Wads of British Pound Sterling banknotes are stacked in piles at the Money Service Austria company's headquarters in Vienna

By Samuel Indyk

LONDON (Reuters) - Sterling was falling back towards a three-week low against the dollar on Thursday, as investors remained cautious after the pound's recent rally, with the economy stagnating and the labour market softening.

Data on Tuesday showed Britain's jobless rate rose to 3.9% in the three months to March, while basic pay increased 6.7%, below expectations in a Reuters poll.

"You have persistently high core inflation, very slow growth and a softening labour market," said TraderX strategist Michael Brown. "Things don't look great at the moment so it's perhaps no surprise to see sterling lower."

The pound was last down 0.4% against a broadly stronger dollar to $1.2435. On Wednesday it hit a three-week low of $1.2422.

The dollar has benefitted from optimism around the debt ceiling, with U.S. President Joe Biden and senior congressional Republican Kevin McCarthy underscoring their determination to reach a deal to raise the $31.4 trillion debt limit and avoid an unthinkable default.
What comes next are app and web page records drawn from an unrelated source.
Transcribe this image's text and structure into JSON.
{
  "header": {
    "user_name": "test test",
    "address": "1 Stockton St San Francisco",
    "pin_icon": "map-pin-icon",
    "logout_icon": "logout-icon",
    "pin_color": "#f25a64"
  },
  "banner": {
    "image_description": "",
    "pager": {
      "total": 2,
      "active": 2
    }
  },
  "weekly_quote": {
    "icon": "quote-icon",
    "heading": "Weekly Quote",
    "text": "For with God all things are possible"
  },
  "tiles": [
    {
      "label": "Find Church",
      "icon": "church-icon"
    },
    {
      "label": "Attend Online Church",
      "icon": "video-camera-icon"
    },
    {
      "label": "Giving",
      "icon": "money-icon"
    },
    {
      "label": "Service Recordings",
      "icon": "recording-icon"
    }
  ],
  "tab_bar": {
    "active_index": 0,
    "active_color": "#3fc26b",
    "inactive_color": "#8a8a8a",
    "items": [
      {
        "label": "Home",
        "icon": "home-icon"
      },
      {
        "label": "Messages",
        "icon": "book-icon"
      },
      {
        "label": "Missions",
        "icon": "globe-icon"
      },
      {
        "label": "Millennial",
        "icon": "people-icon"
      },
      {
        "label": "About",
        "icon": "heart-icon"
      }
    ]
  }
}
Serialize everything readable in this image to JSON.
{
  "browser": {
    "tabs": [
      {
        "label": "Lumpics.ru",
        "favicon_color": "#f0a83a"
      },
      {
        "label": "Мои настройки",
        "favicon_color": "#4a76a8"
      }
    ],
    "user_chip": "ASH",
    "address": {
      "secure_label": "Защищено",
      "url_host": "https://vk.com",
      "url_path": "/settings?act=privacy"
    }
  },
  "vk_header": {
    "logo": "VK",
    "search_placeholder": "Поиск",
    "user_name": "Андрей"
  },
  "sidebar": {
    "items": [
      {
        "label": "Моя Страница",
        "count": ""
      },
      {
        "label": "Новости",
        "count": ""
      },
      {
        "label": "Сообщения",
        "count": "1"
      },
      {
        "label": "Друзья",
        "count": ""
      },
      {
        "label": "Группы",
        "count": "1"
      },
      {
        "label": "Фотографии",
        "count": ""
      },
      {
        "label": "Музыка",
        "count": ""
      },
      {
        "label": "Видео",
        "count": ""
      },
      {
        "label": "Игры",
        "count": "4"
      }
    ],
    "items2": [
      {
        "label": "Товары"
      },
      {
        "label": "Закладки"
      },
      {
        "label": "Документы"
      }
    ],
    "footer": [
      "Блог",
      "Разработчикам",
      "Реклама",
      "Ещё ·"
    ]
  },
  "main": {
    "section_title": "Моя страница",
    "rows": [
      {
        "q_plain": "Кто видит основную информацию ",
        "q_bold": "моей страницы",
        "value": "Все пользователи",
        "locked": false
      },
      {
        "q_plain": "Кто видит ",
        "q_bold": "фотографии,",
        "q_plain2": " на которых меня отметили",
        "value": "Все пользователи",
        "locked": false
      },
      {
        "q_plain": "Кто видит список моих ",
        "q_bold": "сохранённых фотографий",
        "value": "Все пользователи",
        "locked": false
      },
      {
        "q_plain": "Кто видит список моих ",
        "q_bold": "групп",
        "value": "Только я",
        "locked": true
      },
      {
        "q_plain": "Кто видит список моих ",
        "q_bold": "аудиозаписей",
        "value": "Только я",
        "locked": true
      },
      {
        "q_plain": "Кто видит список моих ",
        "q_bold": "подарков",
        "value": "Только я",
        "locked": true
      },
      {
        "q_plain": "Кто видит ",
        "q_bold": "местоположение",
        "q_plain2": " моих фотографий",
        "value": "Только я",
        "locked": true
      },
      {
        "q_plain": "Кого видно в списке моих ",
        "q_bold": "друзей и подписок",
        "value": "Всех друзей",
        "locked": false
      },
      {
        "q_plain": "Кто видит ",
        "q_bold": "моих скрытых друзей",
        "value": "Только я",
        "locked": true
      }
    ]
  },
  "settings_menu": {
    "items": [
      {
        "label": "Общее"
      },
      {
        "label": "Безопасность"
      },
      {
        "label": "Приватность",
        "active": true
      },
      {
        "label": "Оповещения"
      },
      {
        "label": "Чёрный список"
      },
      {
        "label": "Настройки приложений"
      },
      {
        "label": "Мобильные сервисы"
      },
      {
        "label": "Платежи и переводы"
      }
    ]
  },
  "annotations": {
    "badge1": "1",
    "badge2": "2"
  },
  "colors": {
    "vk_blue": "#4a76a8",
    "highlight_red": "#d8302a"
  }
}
High beta currencies - ones that tend to be more volatile - such as the pound, could benefit on a debt ceiling resolution, TraderX's Brown added.

"Potentially if you see equities rally a little more this could be supportive of the pound, but there are other currencies I'd rather get exposure to that through, such as the Aussie and Kiwi dollars."

Stocks across the globe rallied on Wednesday and Thursday as traders bet that the U.S. would avoid a default.

Eyes were also on Westminster where Bank of England officials were providing testimony in front of parliament's Treasury Select Committee.

Bank of England Deputy Governor Dave Ramsden told the committee that the rate at which the central bank reduces its holding of government bonds was more likely to increase than decrease, as it unwinds its quantitative easing programme.

The euro was up 0.2% against sterling to 86.94 pence.

(Reporting by Samuel Indyk; Editing by Alex Richardson)